- Explicitly invite conversations about their grief. As mentioned previously, partners often get asked how their partner who carried the pregnancy is doing, feeling, and coping. Ask specific open-ended questions about how the partner is experiencing the loss—not just the logistics such as asking about the next steps or doctor’s appointments. Examples of questions to ask include: “What does this mean to you?” or “What can I do to support you during this time?”
- Remember them on holidays or anniversaries. There have been beautiful posts in the last few years acknowledging the pain women who have experienced pregnancy loss may have on Mother’s Day. Similarly, it is important to remember the holidays that may have meaning to partners, such as Father’s Day and anniversaries—including both the anniversary of the miscarriage or the expected due date. Just a gentle check-in, such as, “I’m thinking about you today” can do wonders to help a partner feel validated.
- Be aware of delayed grief. Oftentimes, men are so consumed by worry for their partner who has carried the pregnancy that they make little space for their own reactions or may actively avoid their own feelings by focusing on the needs of their partner, particularly in the first few weeks following the loss. This avoidance or suppression of their experience of grief can lead to delayed grief, in which the partner starts to experience the symptoms of grief months after the loss. Research suggests that following pregnancy loss, men are much more susceptible to delayed grief than their female partners, likely due to the increased support and focus given to women (Fredenburg, 2017).
- Let them know it’s okay to need help. As mentioned previously, men are often so focused on the experiences of their partner that they may invalidate their own experience. For example, a man may believe, “She was the one who had the miscarriage. What right do I have to be sad?” Men may actively hide their distress in an attempt to shield their partner from any more distress. However, men’s lack of sharing after a miscarriage can lead to increased relationship difficulties following the loss. Thus, it is important to encourage partners that it is completely normal for them to need support following this loss and direct them to resources such as online or in-person support groups and individual or couples therapy.
It’s easy for anyone to feel alone after a miscarriage. There has been a veil of silence and secrecy around miscarriage for centuries—and while that veil is slowly being lifted, we need to continue making space for not only the women who have experienced miscarriage but for their partners who are also living with this loss. Miscarriage is not a women’s issue; it is a universally human issue that affects so many. By reading this article, you are helping in breaking the silence. Whether you have personally experienced miscarriage or know someone who has, let’s keep breaking silences and contributing to the dialogue around miscarriage.

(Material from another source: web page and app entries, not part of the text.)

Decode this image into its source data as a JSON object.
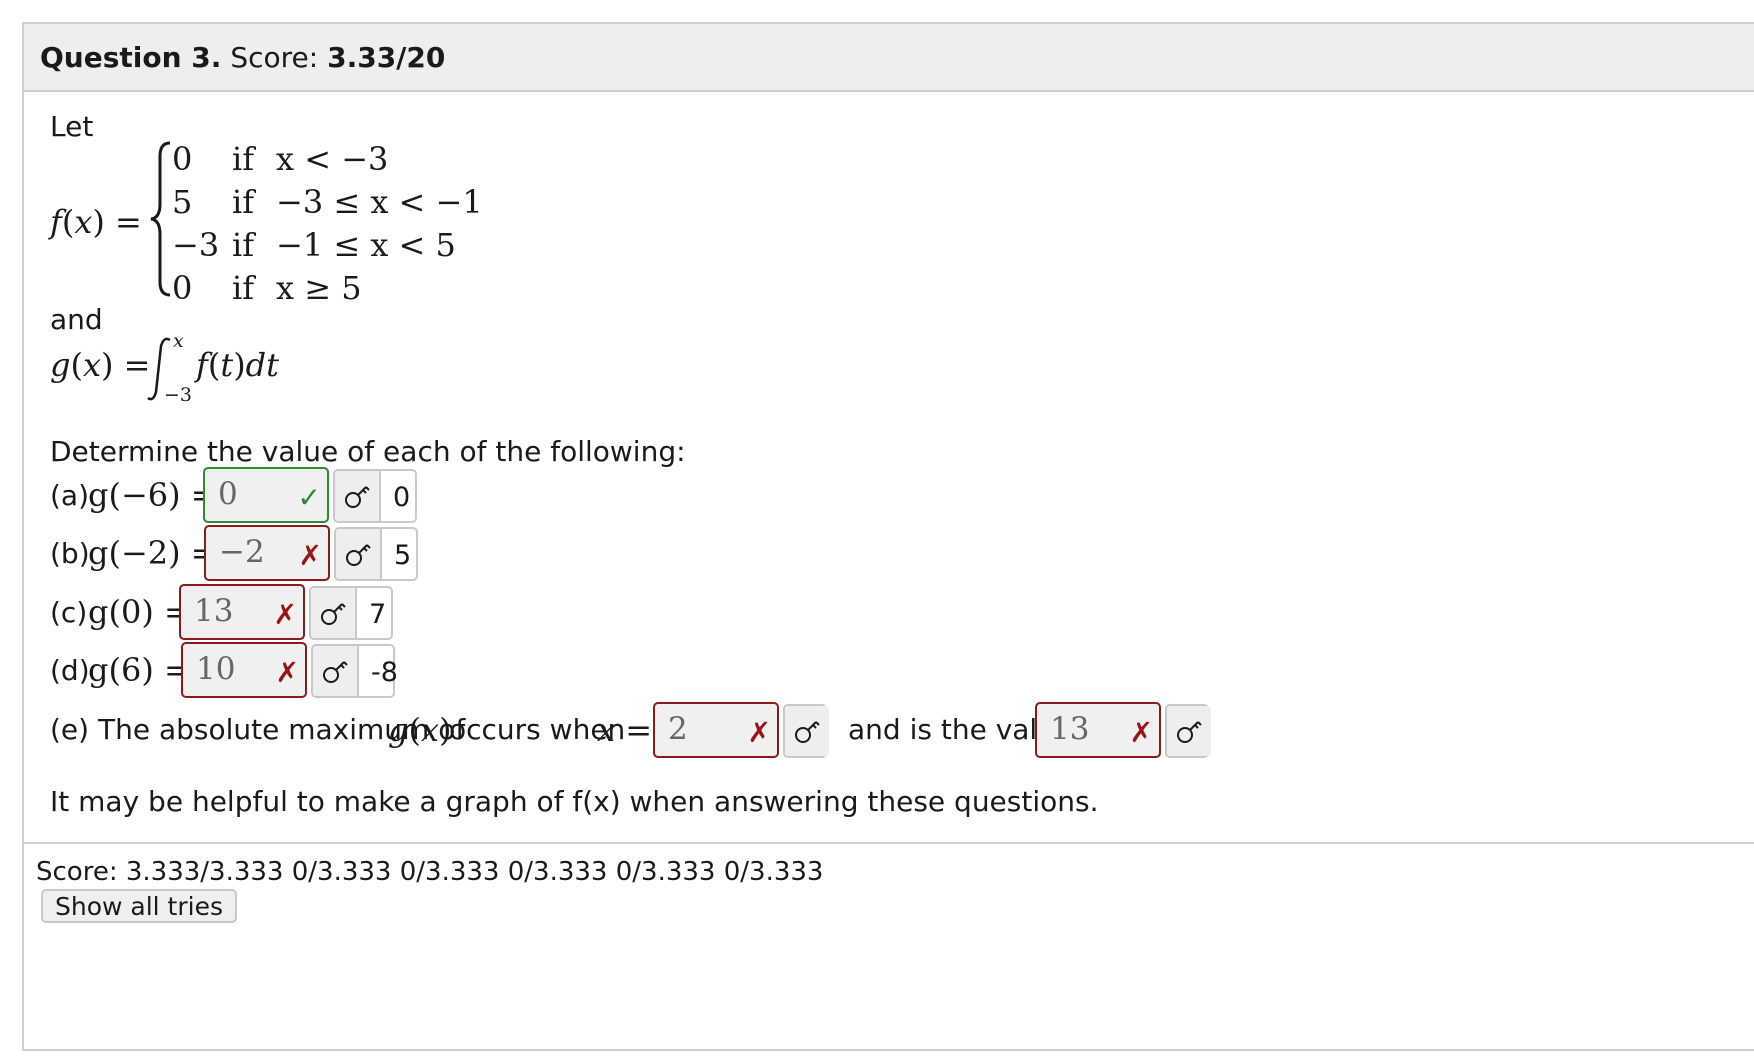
{
  "question": {
    "label": "Question 3.",
    "score_label": "Score:",
    "score": "3.33/20"
  },
  "intro": {
    "let": "Let",
    "and": "and"
  },
  "f_def": {
    "lhs": "f(x) =",
    "cases": [
      {
        "value": "0",
        "cond_word": "if",
        "cond": "x < −3"
      },
      {
        "value": "5",
        "cond_word": "if",
        "cond": "−3 ≤ x < −1"
      },
      {
        "value": "−3",
        "cond_word": "if",
        "cond": "−1 ≤ x < 5"
      },
      {
        "value": "0",
        "cond_word": "if",
        "cond": "x ≥ 5"
      }
    ]
  },
  "g_def": {
    "lhs": "g(x) =",
    "upper": "x",
    "lower": "−3",
    "integrand": "f(t)dt"
  },
  "prompt": "Determine the value of each of the following:",
  "parts": [
    {
      "label": "(a)",
      "expr": "g(−6) =",
      "answer": "0",
      "status": "correct",
      "key": "0"
    },
    {
      "label": "(b)",
      "expr": "g(−2) =",
      "answer": "−2",
      "status": "incorrect",
      "key": "5"
    },
    {
      "label": "(c)",
      "expr": "g(0) =",
      "answer": "13",
      "status": "incorrect",
      "key": "7"
    },
    {
      "label": "(d)",
      "expr": "g(6) =",
      "answer": "10",
      "status": "incorrect",
      "key": "-8"
    }
  ],
  "part_e": {
    "label": "(e) The absolute maximum of",
    "gx": "g(x)",
    "occurs": "occurs when",
    "xeq": "x =",
    "answer1": "2",
    "middle": "and is the value",
    "answer2": "13"
  },
  "hint": "It may be helpful to make a graph of f(x) when answering these questions.",
  "footer": {
    "score_line": "Score: 3.333/3.333 0/3.333 0/3.333 0/3.333 0/3.333 0/3.333",
    "show_tries": "Show all tries"
  },
  "marks": {
    "correct": "✓",
    "incorrect": "✗"
  },
  "colors": {
    "correct": "#2d8a2d",
    "incorrect": "#8b1a1a",
    "header_bg": "#eeeeee"
  },
  "icons": {
    "key": "key-icon"
  }
}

Fredenburg, M. (2017). Reproductive Loss: Giving Permission to Grieve. Issues L. & Med., 32, 353.
Hutti, M. H., Armstrong, D. S., Myers, J. A., & Hall, L. A. (2015). Grief intensity, psychological well-being, and the intimate partner relationship in the subsequent pregnancy after a perinatal loss. Journal of Obstetric, Gynecologic, and Neonatal Nursing, 44(1), 42–50. doi:10.1111/1552-6909.12539